Now, on the moon, the acceleration of gravity is about 1/6th that of the acceleration of gravity on Earth, or 1.63 meters per second per second. So on the moon you weigh 100kg times 1.63 = 163 Newtons. divide that by g and you get 16.6 kilograms. Which is what you would weigh on the moon.

But you still mass 100 kg. Remember our equation for momentum was p=mv? On the moon, "m" is the same (100 kg) as on the Earth, on Venice, an Rigel IV, where ever. So a walk of say 4 mph on Earth is 1.8 meters per second. So you'd have a momentum of 180 kilogram meters per second. And on the moon, you'd have the exact same momentum.

Here's the tricky part. Fiction depends on weight. So you stop walking on Earth and the fiction you have is six times that you have on the moon. You stop quickly, but on the moon you'd probably bump into the wall because you couldn't stop as fast. You have less weight but you have mass and therefore momentum.

Clear as mud?

Friday, April 1, 2016

The Speculative Fiction Cantina with Roxanne Angelie San Jose and Brent Ayscough

Today on the Speculative Fiction Cantina we are pleased to welcome writers Roxanne Angelie San Jose and Brent Ayscough.

Roxanne Angelie San Jose 

My name is Roxanne Angelie San Jose. Anyone can simply call me "Roxanne". I was born on September 26, 1989 in the Philippines and migrated in America at the age of 13. I graduated with a degree in Political Science in UNLV Class of 2012 and currently taking web design certification program in CSN.

Roxanne's Book:


Roxanne's Links:


Brent Ayscough
Brent Ayscough

Brent Ayscough or Ace, as he is known to friends, retired from the practice of law and lives in a house overlooking the sea in Southern California. He has always loved machines, from airplanes to motorcycles, structural design, and other interests. He has enjoyed the acquaintance of diverse and interesting people, and is widely traveled. Bits and pieces of characters he has known, places he has been, seasoned with the spice of his imagination, help him create unusual stories and characters. Extensive collaboration with experts and sources, hopefully, make his stories credible and interesting.

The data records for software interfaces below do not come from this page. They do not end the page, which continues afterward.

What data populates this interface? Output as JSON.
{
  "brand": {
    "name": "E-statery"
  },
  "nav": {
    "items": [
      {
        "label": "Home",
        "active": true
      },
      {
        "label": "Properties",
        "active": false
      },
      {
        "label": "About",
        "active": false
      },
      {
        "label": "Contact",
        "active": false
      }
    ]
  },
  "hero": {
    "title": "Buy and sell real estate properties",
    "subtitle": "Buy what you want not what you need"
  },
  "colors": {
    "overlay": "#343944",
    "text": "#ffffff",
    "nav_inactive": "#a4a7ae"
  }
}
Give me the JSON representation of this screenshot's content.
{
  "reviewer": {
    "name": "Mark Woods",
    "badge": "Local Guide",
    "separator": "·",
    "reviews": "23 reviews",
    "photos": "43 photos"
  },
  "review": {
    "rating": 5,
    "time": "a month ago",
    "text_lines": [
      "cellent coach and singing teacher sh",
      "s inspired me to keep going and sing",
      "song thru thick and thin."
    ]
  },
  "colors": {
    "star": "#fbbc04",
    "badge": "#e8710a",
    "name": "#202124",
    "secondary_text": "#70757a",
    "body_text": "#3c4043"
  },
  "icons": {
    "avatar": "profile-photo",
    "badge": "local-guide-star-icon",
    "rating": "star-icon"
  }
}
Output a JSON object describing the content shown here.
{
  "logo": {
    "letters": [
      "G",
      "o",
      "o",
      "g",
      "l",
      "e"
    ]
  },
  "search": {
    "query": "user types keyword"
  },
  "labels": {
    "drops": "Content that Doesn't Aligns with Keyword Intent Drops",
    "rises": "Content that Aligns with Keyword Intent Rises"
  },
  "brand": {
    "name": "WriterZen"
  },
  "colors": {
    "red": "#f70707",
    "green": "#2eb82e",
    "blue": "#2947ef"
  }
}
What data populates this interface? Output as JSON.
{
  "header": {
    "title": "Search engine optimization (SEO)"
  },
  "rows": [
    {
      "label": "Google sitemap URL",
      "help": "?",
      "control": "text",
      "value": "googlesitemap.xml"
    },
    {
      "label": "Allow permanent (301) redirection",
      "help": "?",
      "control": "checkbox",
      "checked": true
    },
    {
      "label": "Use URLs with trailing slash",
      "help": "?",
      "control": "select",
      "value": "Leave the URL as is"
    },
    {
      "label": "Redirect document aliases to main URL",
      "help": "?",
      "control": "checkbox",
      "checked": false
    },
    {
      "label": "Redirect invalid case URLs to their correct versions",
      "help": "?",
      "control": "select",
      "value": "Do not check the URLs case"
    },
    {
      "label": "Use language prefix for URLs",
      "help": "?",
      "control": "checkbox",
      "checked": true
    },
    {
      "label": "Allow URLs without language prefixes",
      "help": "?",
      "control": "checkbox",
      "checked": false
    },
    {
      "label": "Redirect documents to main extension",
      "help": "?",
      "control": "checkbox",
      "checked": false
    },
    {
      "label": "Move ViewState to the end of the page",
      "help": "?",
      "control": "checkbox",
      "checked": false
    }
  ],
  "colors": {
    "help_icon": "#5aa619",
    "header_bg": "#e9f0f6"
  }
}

Brent's Book:

The Visitor

From Today's Show: AI beat Go Champion.